We can lead congregants to be a nonanxious presence in a turbulent sea of indignation. The culture of a church usually follows the lead of its pastors. One of the more important things a pastor can do is to be a Christ-centered, unworried, peaceful, calm, and steady presence amid political chaos. Be a cheerful and encouraging person amid darkness and fiery darts. Choose your words carefully and if you make a mistake, be quick to apologize.
Often our people need an example to show them what it looks like to navigate the issues of our day with a level head. We should address public issues from the pulpit to help people know how to think through them.
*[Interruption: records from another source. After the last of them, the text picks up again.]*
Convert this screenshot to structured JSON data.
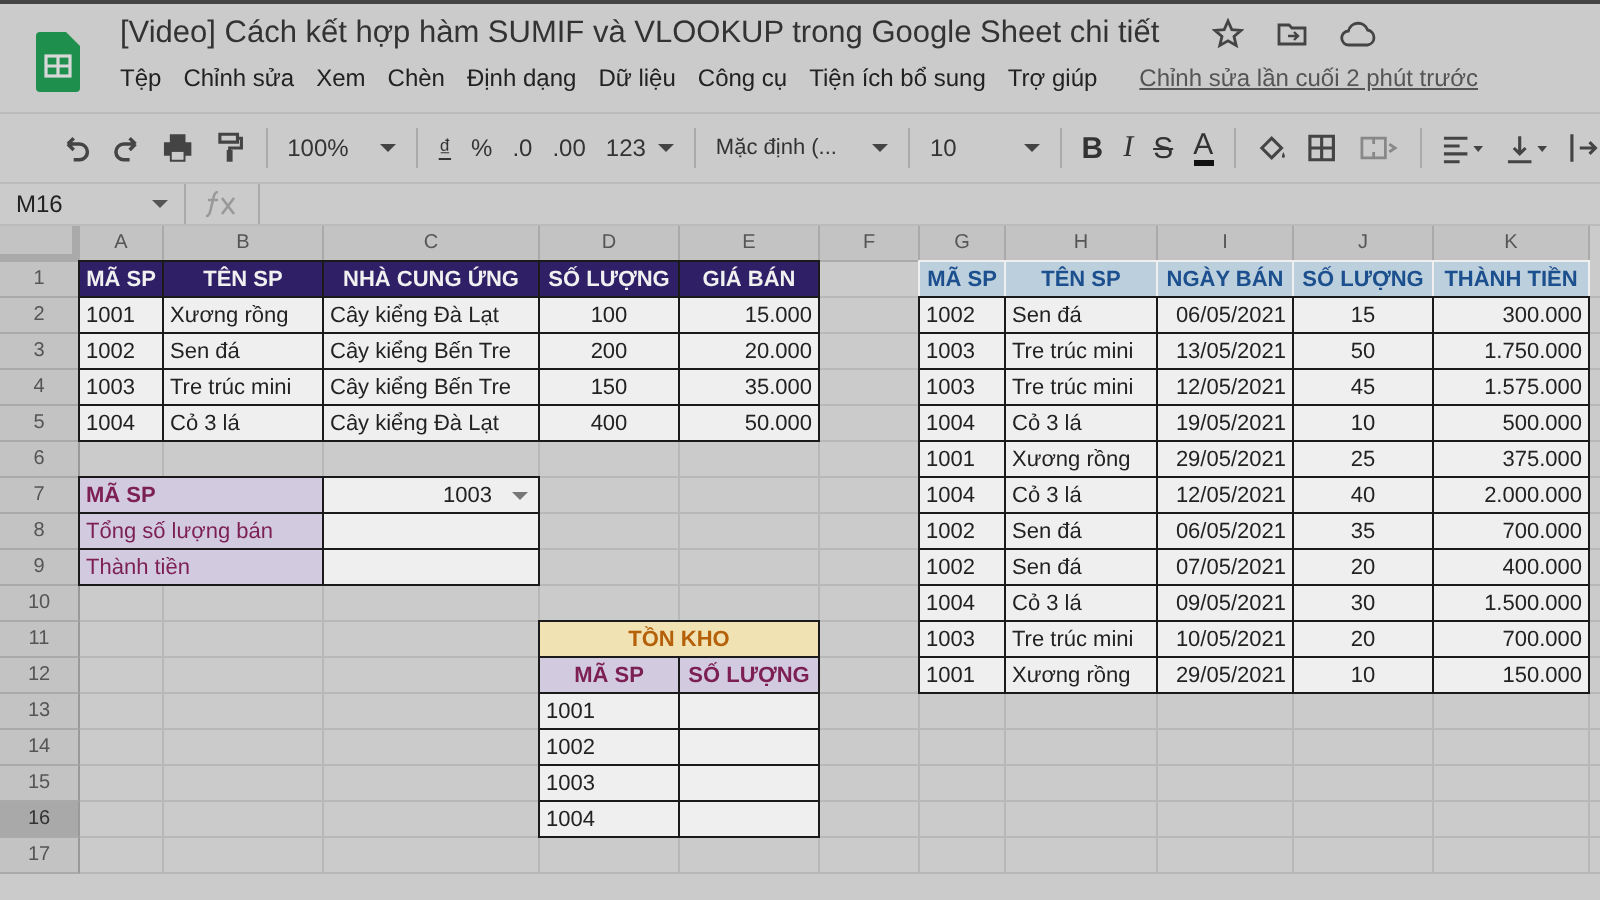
{
  "document": {
    "title": "[Video] Cách kết hợp hàm SUMIF và VLOOKUP trong Google Sheet chi tiết",
    "last_edit": "Chỉnh sửa lần cuối 2 phút trước"
  },
  "menu": [
    "Tệp",
    "Chỉnh sửa",
    "Xem",
    "Chèn",
    "Định dạng",
    "Dữ liệu",
    "Công cụ",
    "Tiện ích bổ sung",
    "Trợ giúp"
  ],
  "toolbar": {
    "zoom": "100%",
    "currency": "₫",
    "percent": "%",
    "decrease_decimals": ".0",
    "increase_decimals": ".00",
    "more_formats": "123",
    "font": "Mặc định (...",
    "font_size": "10",
    "bold": "B",
    "italic": "I",
    "strikethrough": "S",
    "text_color": "A"
  },
  "name_box": "M16",
  "columns": [
    "A",
    "B",
    "C",
    "D",
    "E",
    "F",
    "G",
    "H",
    "I",
    "J",
    "K"
  ],
  "rows": [
    {
      "label": "1",
      "selected": false
    },
    {
      "label": "2",
      "selected": false
    },
    {
      "label": "3",
      "selected": false
    },
    {
      "label": "4",
      "selected": false
    },
    {
      "label": "5",
      "selected": false
    },
    {
      "label": "6",
      "selected": false
    },
    {
      "label": "7",
      "selected": false
    },
    {
      "label": "8",
      "selected": false
    },
    {
      "label": "9",
      "selected": false
    },
    {
      "label": "10",
      "selected": false
    },
    {
      "label": "11",
      "selected": false
    },
    {
      "label": "12",
      "selected": false
    },
    {
      "label": "13",
      "selected": false
    },
    {
      "label": "14",
      "selected": false
    },
    {
      "label": "15",
      "selected": false
    },
    {
      "label": "16",
      "selected": true
    },
    {
      "label": "17",
      "selected": false
    }
  ],
  "products": {
    "headers": [
      "MÃ SP",
      "TÊN SP",
      "NHÀ CUNG ỨNG",
      "SỐ LƯỢNG",
      "GIÁ BÁN"
    ],
    "rows": [
      [
        "1001",
        "Xương rồng",
        "Cây kiểng Đà Lạt",
        "100",
        "15.000"
      ],
      [
        "1002",
        "Sen đá",
        "Cây kiểng Bến Tre",
        "200",
        "20.000"
      ],
      [
        "1003",
        "Tre trúc mini",
        "Cây kiểng Bến Tre",
        "150",
        "35.000"
      ],
      [
        "1004",
        "Cỏ 3 lá",
        "Cây kiểng Đà Lạt",
        "400",
        "50.000"
      ]
    ]
  },
  "lookup": [
    {
      "label": "MÃ SP",
      "value": "1003",
      "kind": "dropdown"
    },
    {
      "label": "Tổng số lượng bán",
      "kind": "plain"
    },
    {
      "label": "Thành tiền",
      "kind": "plain"
    }
  ],
  "sales": {
    "headers": [
      "MÃ SP",
      "TÊN SP",
      "NGÀY BÁN",
      "SỐ LƯỢNG",
      "THÀNH TIỀN"
    ],
    "rows": [
      [
        "1002",
        "Sen đá",
        "06/05/2021",
        "15",
        "300.000"
      ],
      [
        "1003",
        "Tre trúc mini",
        "13/05/2021",
        "50",
        "1.750.000"
      ],
      [
        "1003",
        "Tre trúc mini",
        "12/05/2021",
        "45",
        "1.575.000"
      ],
      [
        "1004",
        "Cỏ 3 lá",
        "19/05/2021",
        "10",
        "500.000"
      ],
      [
        "1001",
        "Xương rồng",
        "29/05/2021",
        "25",
        "375.000"
      ],
      [
        "1004",
        "Cỏ 3 lá",
        "12/05/2021",
        "40",
        "2.000.000"
      ],
      [
        "1002",
        "Sen đá",
        "06/05/2021",
        "35",
        "700.000"
      ],
      [
        "1002",
        "Sen đá",
        "07/05/2021",
        "20",
        "400.000"
      ],
      [
        "1004",
        "Cỏ 3 lá",
        "09/05/2021",
        "30",
        "1.500.000"
      ],
      [
        "1003",
        "Tre trúc mini",
        "10/05/2021",
        "20",
        "700.000"
      ],
      [
        "1001",
        "Xương rồng",
        "29/05/2021",
        "10",
        "150.000"
      ]
    ]
  },
  "stock": {
    "title": "TỒN KHO",
    "headers": [
      "MÃ SP",
      "SỐ LƯỢNG"
    ],
    "rows": [
      [
        "1001"
      ],
      [
        "1002"
      ],
      [
        "1003"
      ],
      [
        "1004"
      ]
    ]
  }
}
When Jesus was asked whether he should pay taxes to Caesar, a politically loaded question, he didn’t avoid it. He didn’t fly off the handle. He didn’t even start critiquing the Herodians or Pharisees. He simply answered their question, affirming God is the sovereign and Caesar’s sovereignty fits under God’s (Matt. 22:15–22).
4. Be clear where the Bible is clear.
Finally, church leaders need to be clear where the Bible is clear and silent where it’s not. Political interpretation of the Bible is fraught with complications. Christians disagree with each other about politics because the Bible seems to give diverging impulses.
The Bible is a story, not an answer book for political policies. We don’t have systematic answers to many of our questions: How do Christians approach governmental systems? What should the budget look like? How should a nation deal with immigration? Some stories seem to imply one answer, and some commands seem to imply another.
I wonder if people are divided over politics because we’ve neglected to teach them how to have political discussions.
Many pitfalls confront interpreters, and it’s easy to read our own prejudices into the text—to be anachronistic and move from an ancient political system to a modern one in a haphazard way. It’s not easy to respect the difference between Old Testament political life and New Testament political life. It is easy to take one of the Bible’s political impulses that suits our fancy and crush all others that don’t.
A pastor told me a story about how a congressman once asked Washington, DC, pastor Mark Dever how he should vote on a budgetary issue. Dever told the pastor he had strong opinions on the issue, but the Bible wasn’t clear on the topic, so he simply said, “I will pray for you!” He wanted to reserve his pastoral authority for matters where the Scriptures are clear.
Church leaders are the first line of defense in political discipleship. The culture will attempt to train our people, but the church is meant to be an alternative society that presents a new way of life. If we walk in faithfulness, this too will be part of our public witness. The unity we display might even make the world say, “See what love they have for one another” (see John 13:35).